** Records provided follows **

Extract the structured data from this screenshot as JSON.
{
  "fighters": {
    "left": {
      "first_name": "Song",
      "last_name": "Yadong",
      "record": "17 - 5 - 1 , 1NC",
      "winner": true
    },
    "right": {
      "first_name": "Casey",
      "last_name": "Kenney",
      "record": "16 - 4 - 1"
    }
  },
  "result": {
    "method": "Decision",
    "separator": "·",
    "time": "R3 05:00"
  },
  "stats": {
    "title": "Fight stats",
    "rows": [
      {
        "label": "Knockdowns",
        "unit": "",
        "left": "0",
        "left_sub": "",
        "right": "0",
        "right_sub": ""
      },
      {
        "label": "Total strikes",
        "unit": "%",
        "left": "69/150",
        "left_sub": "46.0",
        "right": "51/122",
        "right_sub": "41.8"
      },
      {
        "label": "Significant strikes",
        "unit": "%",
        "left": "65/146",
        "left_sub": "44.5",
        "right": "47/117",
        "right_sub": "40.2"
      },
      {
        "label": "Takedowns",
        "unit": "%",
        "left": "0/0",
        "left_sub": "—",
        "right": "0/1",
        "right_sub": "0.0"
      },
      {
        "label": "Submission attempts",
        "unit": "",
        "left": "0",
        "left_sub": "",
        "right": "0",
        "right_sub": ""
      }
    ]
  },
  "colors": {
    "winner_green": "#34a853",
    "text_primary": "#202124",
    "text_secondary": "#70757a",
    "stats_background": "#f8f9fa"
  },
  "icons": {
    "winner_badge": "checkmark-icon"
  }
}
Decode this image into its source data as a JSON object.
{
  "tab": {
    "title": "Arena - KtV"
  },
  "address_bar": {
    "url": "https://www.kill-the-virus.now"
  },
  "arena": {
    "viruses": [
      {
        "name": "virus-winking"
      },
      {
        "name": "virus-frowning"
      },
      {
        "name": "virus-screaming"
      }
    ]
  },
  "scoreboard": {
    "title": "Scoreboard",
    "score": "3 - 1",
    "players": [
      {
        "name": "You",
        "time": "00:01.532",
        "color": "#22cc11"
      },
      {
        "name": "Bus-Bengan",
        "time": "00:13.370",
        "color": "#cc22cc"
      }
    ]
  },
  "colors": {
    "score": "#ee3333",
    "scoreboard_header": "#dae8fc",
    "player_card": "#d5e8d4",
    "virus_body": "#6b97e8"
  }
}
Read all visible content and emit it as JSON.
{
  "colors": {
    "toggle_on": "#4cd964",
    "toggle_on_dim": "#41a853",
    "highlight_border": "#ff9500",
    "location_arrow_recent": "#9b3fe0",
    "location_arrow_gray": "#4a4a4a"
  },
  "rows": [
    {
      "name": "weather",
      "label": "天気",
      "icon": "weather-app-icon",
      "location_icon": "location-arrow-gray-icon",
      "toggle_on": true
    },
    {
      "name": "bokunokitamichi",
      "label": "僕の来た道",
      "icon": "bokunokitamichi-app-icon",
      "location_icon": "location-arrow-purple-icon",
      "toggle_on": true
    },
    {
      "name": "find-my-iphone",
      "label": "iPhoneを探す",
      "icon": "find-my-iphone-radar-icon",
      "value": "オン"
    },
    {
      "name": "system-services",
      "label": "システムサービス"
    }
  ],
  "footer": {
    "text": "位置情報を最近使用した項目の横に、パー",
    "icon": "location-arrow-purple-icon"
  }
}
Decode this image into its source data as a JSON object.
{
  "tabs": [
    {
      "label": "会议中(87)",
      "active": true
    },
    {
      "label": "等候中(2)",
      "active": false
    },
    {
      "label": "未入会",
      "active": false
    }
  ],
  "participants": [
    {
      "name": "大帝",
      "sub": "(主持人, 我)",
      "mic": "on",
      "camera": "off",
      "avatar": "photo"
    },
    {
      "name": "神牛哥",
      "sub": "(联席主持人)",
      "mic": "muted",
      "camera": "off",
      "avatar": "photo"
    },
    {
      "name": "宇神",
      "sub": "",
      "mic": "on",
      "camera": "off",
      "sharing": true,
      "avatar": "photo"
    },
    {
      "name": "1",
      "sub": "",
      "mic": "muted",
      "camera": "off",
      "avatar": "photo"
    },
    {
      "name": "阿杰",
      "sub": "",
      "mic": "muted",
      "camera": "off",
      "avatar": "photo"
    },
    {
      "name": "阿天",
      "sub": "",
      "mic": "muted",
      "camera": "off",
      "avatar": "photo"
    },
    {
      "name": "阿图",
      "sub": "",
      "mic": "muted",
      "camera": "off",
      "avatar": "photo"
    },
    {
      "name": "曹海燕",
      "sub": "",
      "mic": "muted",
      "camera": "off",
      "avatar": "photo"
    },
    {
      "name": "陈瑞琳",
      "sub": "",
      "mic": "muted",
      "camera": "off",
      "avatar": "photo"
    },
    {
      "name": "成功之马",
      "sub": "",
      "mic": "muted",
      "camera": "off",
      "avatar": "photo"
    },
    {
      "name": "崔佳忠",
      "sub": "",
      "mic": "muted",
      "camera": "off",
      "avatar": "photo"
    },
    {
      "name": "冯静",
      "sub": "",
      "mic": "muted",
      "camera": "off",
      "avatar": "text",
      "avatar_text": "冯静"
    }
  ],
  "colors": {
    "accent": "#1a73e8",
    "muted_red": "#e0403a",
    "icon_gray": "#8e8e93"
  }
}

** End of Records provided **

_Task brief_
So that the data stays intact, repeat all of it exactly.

_Exercise result_
Extract the structured data from this screenshot as JSON.
{
  "fighters": {
    "left": {
      "first_name": "Song",
      "last_name": "Yadong",
      "record": "17 - 5 - 1 , 1NC",
      "winner": true
    },
    "right": {
      "first_name": "Casey",
      "last_name": "Kenney",
      "record": "16 - 4 - 1"
    }
  },
  "result": {
    "method": "Decision",
    "separator": "·",
    "time": "R3 05:00"
  },
  "stats": {
    "title": "Fight stats",
    "rows": [
      {
        "label": "Knockdowns",
        "unit": "",
        "left": "0",
        "left_sub": "",
        "right": "0",
        "right_sub": ""
      },
      {
        "label": "Total strikes",
        "unit": "%",
        "left": "69/150",
        "left_sub": "46.0",
        "right": "51/122",
        "right_sub": "41.8"
      },
      {
        "label": "Significant strikes",
        "unit": "%",
        "left": "65/146",
        "left_sub": "44.5",
        "right": "47/117",
        "right_sub": "40.2"
      },
      {
        "label": "Takedowns",
        "unit": "%",
        "left": "0/0",
        "left_sub": "—",
        "right": "0/1",
        "right_sub": "0.0"
      },
      {
        "label": "Submission attempts",
        "unit": "",
        "left": "0",
        "left_sub": "",
        "right": "0",
        "right_sub": ""
      }
    ]
  },
  "colors": {
    "winner_green": "#34a853",
    "text_primary": "#202124",
    "text_secondary": "#70757a",
    "stats_background": "#f8f9fa"
  },
  "icons": {
    "winner_badge": "checkmark-icon"
  }
}
Decode this image into its source data as a JSON object.
{
  "tab": {
    "title": "Arena - KtV"
  },
  "address_bar": {
    "url": "https://www.kill-the-virus.now"
  },
  "arena": {
    "viruses": [
      {
        "name": "virus-winking"
      },
      {
        "name": "virus-frowning"
      },
      {
        "name": "virus-screaming"
      }
    ]
  },
  "scoreboard": {
    "title": "Scoreboard",
    "score": "3 - 1",
    "players": [
      {
        "name": "You",
        "time": "00:01.532",
        "color": "#22cc11"
      },
      {
        "name": "Bus-Bengan",
        "time": "00:13.370",
        "color": "#cc22cc"
      }
    ]
  },
  "colors": {
    "score": "#ee3333",
    "scoreboard_header": "#dae8fc",
    "player_card": "#d5e8d4",
    "virus_body": "#6b97e8"
  }
}
Read all visible content and emit it as JSON.
{
  "colors": {
    "toggle_on": "#4cd964",
    "toggle_on_dim": "#41a853",
    "highlight_border": "#ff9500",
    "location_arrow_recent": "#9b3fe0",
    "location_arrow_gray": "#4a4a4a"
  },
  "rows": [
    {
      "name": "weather",
      "label": "天気",
      "icon": "weather-app-icon",
      "location_icon": "location-arrow-gray-icon",
      "toggle_on": true
    },
    {
      "name": "bokunokitamichi",
      "label": "僕の来た道",
      "icon": "bokunokitamichi-app-icon",
      "location_icon": "location-arrow-purple-icon",
      "toggle_on": true
    },
    {
      "name": "find-my-iphone",
      "label": "iPhoneを探す",
      "icon": "find-my-iphone-radar-icon",
      "value": "オン"
    },
    {
      "name": "system-services",
      "label": "システムサービス"
    }
  ],
  "footer": {
    "text": "位置情報を最近使用した項目の横に、パー",
    "icon": "location-arrow-purple-icon"
  }
}
Decode this image into its source data as a JSON object.
{
  "tabs": [
    {
      "label": "会议中(87)",
      "active": true
    },
    {
      "label": "等候中(2)",
      "active": false
    },
    {
      "label": "未入会",
      "active": false
    }
  ],
  "participants": [
    {
      "name": "大帝",
      "sub": "(主持人, 我)",
      "mic": "on",
      "camera": "off",
      "avatar": "photo"
    },
    {
      "name": "神牛哥",
      "sub": "(联席主持人)",
      "mic": "muted",
      "camera": "off",
      "avatar": "photo"
    },
    {
      "name": "宇神",
      "sub": "",
      "mic": "on",
      "camera": "off",
      "sharing": true,
      "avatar": "photo"
    },
    {
      "name": "1",
      "sub": "",
      "mic": "muted",
      "camera": "off",
      "avatar": "photo"
    },
    {
      "name": "阿杰",
      "sub": "",
      "mic": "muted",
      "camera": "off",
      "avatar": "photo"
    },
    {
      "name": "阿天",
      "sub": "",
      "mic": "muted",
      "camera": "off",
      "avatar": "photo"
    },
    {
      "name": "阿图",
      "sub": "",
      "mic": "muted",
      "camera": "off",
      "avatar": "photo"
    },
    {
      "name": "曹海燕",
      "sub": "",
      "mic": "muted",
      "camera": "off",
      "avatar": "photo"
    },
    {
      "name": "陈瑞琳",
      "sub": "",
      "mic": "muted",
      "camera": "off",
      "avatar": "photo"
    },
    {
      "name": "成功之马",
      "sub": "",
      "mic": "muted",
      "camera": "off",
      "avatar": "photo"
    },
    {
      "name": "崔佳忠",
      "sub": "",
      "mic": "muted",
      "camera": "off",
      "avatar": "photo"
    },
    {
      "name": "冯静",
      "sub": "",
      "mic": "muted",
      "camera": "off",
      "avatar": "text",
      "avatar_text": "冯静"
    }
  ],
  "colors": {
    "accent": "#1a73e8",
    "muted_red": "#e0403a",
    "icon_gray": "#8e8e93"
  }
}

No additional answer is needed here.